Vex - "Sky Exile" (CD)
"Sky Exile" track listing:
1. Dry River Days
2. To Anacreon (Strangling The Muse)
4. Antithetical Age
5. Nowhere Near
6. The Cygnus Light
7. Solar Sacrament
8. Dark Skies Painted
9. 30 Miles From Here
10. August 11th
11. Astral Burial
Reviewed by Rex_84 on August 11, 2016
“Sky Exile,” the third full-length recording by Central Texas’ Vex, can be downright savage in moments, although they mix it up with plenty of melody. Musically, their brand of metal certainly follows a melodic format. However, especially in the vocals, the group has more in common with black metal than melodic death. There are soft parts throughout the record, but there are also blast beats and chilling, single-note guitar passages.
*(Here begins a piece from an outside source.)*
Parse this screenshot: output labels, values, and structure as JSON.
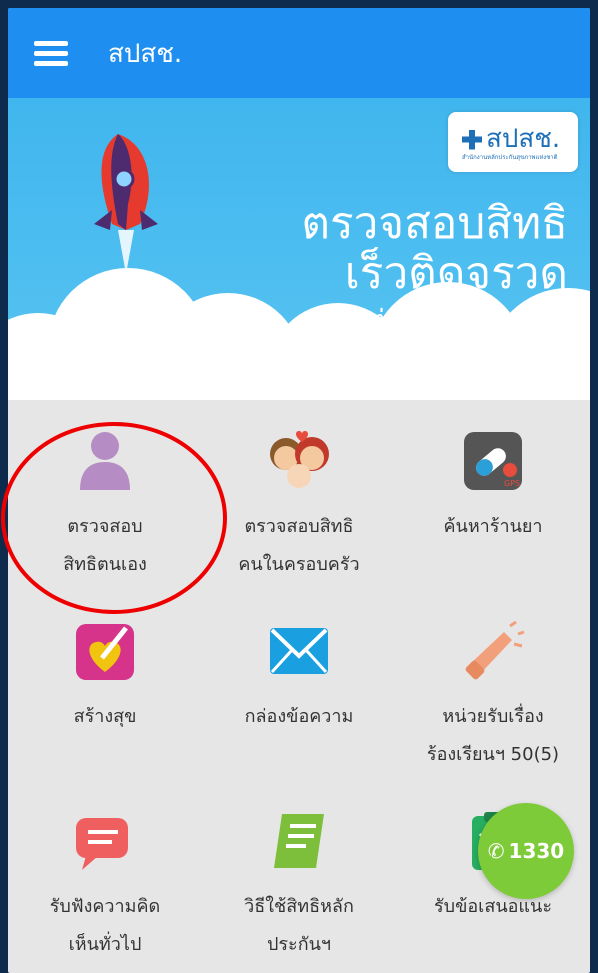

The album recalls great melodic metal albums such as Tiamat’s “Wildhoney,” Opeth’s “Morningrise” and, in particular, the first two records by Agalloch.
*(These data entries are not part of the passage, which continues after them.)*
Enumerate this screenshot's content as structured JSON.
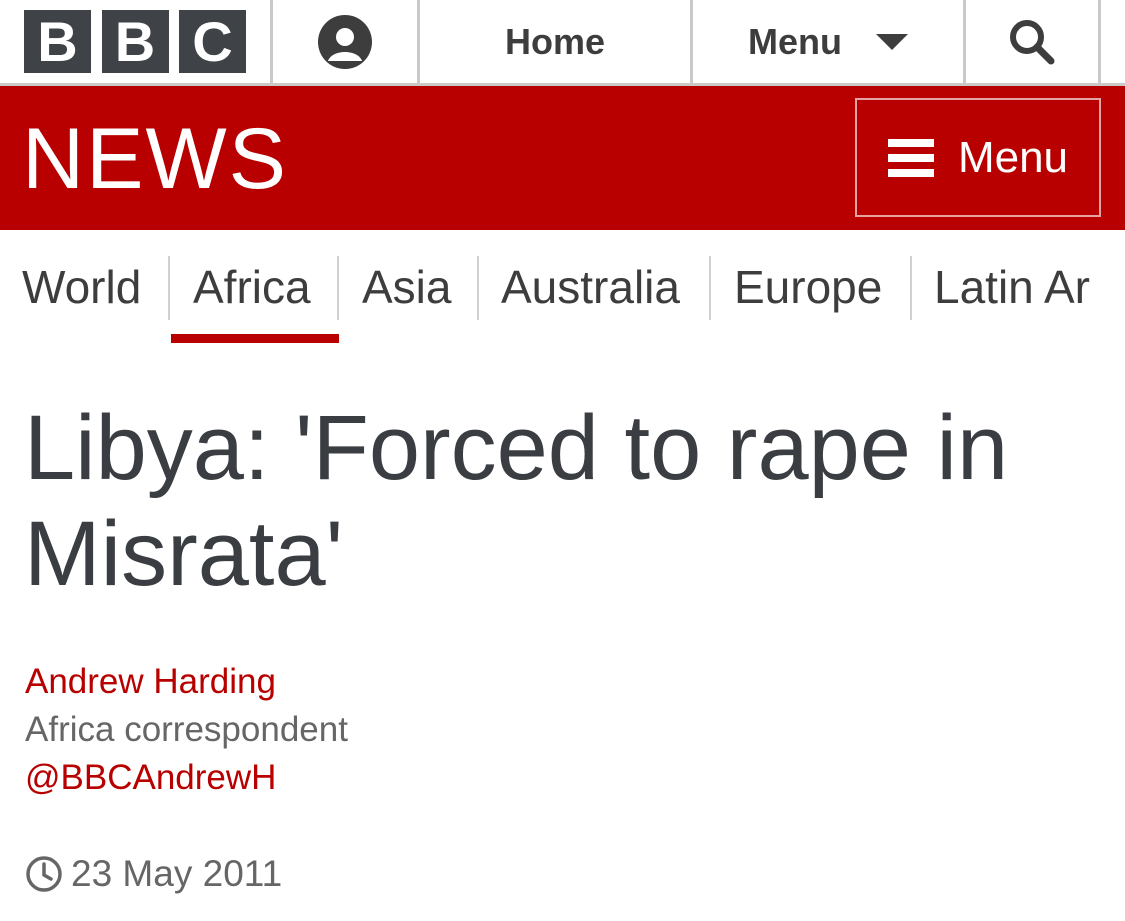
{
  "topbar": {
    "logo_letters": [
      "B",
      "B",
      "C"
    ],
    "account_icon": "account-icon",
    "home_label": "Home",
    "menu_label": "Menu",
    "menu_icon": "caret-down-icon",
    "search_icon": "search-icon"
  },
  "newsbar": {
    "title": "NEWS",
    "menu_label": "Menu",
    "menu_icon": "hamburger-icon",
    "brand_color": "#b80000"
  },
  "sections": {
    "items": [
      "World",
      "Africa",
      "Asia",
      "Australia",
      "Europe",
      "Latin Ar"
    ],
    "active": "Africa"
  },
  "article": {
    "headline": "Libya: 'Forced to rape in Misrata'",
    "author": "Andrew Harding",
    "role": "Africa correspondent",
    "twitter": "@BBCAndrewH",
    "date_icon": "clock-icon",
    "date": "23 May 2011"
  }
}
The comparison to Agalloch may seem eminent as Vex toured with them two years ago. While that tour may project the idea that Vex is similar to Agalloch, an educated fan will find similarities throughout the album. The acoustic parts are in line with “The Mantle,” while many of the black metal and small-string notes convey “Pale Folklore.” “Dark Skies Painted,” a song that even bears a title reminiscent of “Pale Folklore,” conveys both of these aspects. “30 Miles From Here” is another track that brings to mind Agalloch, specifically the chiming guitar notes that set the track into motion.
Speaking of chiming guitar notes, “Antithetical Age” shows Mike Day and Ciaran McCloskey create a riff that is both sparkly and doomy. It brings me back to a guitar chord on Tiamat’s song’s “Visionaire.” “The Cygnus Light” also has a doomy riff at the end of the track that is just the cherry on top after a series of twists and turns. Opeth fans will revel in the song’s acoustic parts. Those fans should also check out the track “Nowhere Near.” Around the 3:20 part, the guitars take a graceful turn not unlike some of the rhythms produced by the Swedes on “Morningrise.”
While the guitars are the main attraction on “Sky Exile,” the vocals and drums are nothing to overlook. The group employs black metal’s tried and true method of fast drums out of time with the slower guitars. The guitars never get too fast, mostly following a medium pace, which is when Owen McCloskey's speed up results in a “running in place” kind of tempo. McCloskey shows his chops through a series of fills and rolls during the psychedelia (think "The End" by The Doors) of “Dry River Days,” and gets primitive during the fiery, paganistic outro “Astral Burial.”
Screecher Joe Jackson keeps the vocals scything. Other than a brief moment of clean voices on “Antithetical Age,” Jackson’s voice harshly rips and tears. Even though his voice is scathing, his lyrics are easily identifiable. Part of that has to do with the mix, as the guitars and drums don’t over power his voice.
“Sky Exile” is melodic, malevolent and experimental. If I had a complaint about the album, which I don’t, it would be the samples and experimentation. Even though those facets help the band build their dynamics, and this is one of the most dynamic albums you’ll hear, it does negate some of the energy. All in all, though, “Sky Exile” is a fantastic listen from front to back. While most bands blow their load on the first recording, Vex continues to progress and create better albums. Expect to find this album in my top ten of the year list.
Highs: Sky Exile is a very dynamic album, which the group pulls off extremely well.
Lows: Some of the samples and experimentation negates the energy.
Bottom line: Exceptional melodic death/black metal.
Get more info including news, reviews, interviews, links, etc. on our Vex band page.